Letters to the Editor may report original data or discuss published articles in Journal of Investigative Medicine.

Letters are not to exceed 500 words, two figures or tables, and 15 references. Letters should not have an abstract. The Editor may solicit a response from the authors. Letters that report original data will be fully peer-reviewed. All Letters to the Editor are subject to editing and possible abridgment.


The BMJ Publishing Group journals are willing to consider publishing supplements to regular issues. Supplement proposals may be made at the request of:

  • The journal editor, an editorial board member or a learned society may wish to organize a meeting. Sponsorship may be sought and the proceedings published as a supplement.
  • The journal editor, editorial board member or learned society may wish to commission a supplement on a particular theme or topic.
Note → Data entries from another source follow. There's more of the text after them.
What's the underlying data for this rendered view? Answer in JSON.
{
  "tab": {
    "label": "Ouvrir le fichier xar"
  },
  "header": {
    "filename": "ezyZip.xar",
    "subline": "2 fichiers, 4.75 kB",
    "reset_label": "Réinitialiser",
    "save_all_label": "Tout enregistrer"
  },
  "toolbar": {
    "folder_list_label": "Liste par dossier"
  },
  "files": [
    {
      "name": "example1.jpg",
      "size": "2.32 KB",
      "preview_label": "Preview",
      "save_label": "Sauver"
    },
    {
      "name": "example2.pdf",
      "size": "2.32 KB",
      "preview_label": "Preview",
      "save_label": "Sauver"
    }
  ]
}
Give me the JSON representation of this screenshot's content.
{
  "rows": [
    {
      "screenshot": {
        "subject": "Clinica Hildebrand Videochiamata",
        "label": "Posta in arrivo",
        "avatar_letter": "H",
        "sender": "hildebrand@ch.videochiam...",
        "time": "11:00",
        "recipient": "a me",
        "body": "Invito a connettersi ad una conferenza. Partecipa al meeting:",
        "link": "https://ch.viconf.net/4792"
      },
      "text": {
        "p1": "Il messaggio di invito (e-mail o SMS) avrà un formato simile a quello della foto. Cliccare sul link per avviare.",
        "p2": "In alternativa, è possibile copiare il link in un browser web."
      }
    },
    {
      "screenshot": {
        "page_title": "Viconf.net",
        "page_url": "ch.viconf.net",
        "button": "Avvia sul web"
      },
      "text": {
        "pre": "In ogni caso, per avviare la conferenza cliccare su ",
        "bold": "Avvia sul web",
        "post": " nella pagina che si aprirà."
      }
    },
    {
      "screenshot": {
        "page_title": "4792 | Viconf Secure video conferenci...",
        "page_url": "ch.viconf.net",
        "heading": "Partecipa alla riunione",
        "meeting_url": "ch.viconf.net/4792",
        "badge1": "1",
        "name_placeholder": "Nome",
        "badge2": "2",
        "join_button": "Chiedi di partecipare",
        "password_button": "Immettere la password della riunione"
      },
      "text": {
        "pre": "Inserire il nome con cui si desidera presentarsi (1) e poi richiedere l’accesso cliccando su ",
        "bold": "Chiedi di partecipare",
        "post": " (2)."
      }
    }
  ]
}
Again, sponsorship may be sought.
  • The BMJPG itself may have proposals for supplements where sponsorship may be necessary.
  • A sponsoring organisation, often a pharmaceutical company or a charitable foundation, that wishes to arrange a meeting, the proceedings of which will be published as a supplement.

In all cases, it is vital that the journal’s integrity, independence and academic reputation is not compromised in any way.

For further information on criteria that must be fulfilled, download the supplements guidelines.

When contacting us regarding a potential supplement, please include as much of the information below as possible.

  • Journal in which you would like the supplement published
  • Title of supplement and/or meeting on which it is based
  • Date of meeting on which it is based
  • Proposed table of contents with provisional article titles and proposed authors
  • An indication of whether authors have agreed to participate
  • Sponsor information including any relevant deadlines
  • An indication of the expected length of each paper Guest Editor proposals if appropriate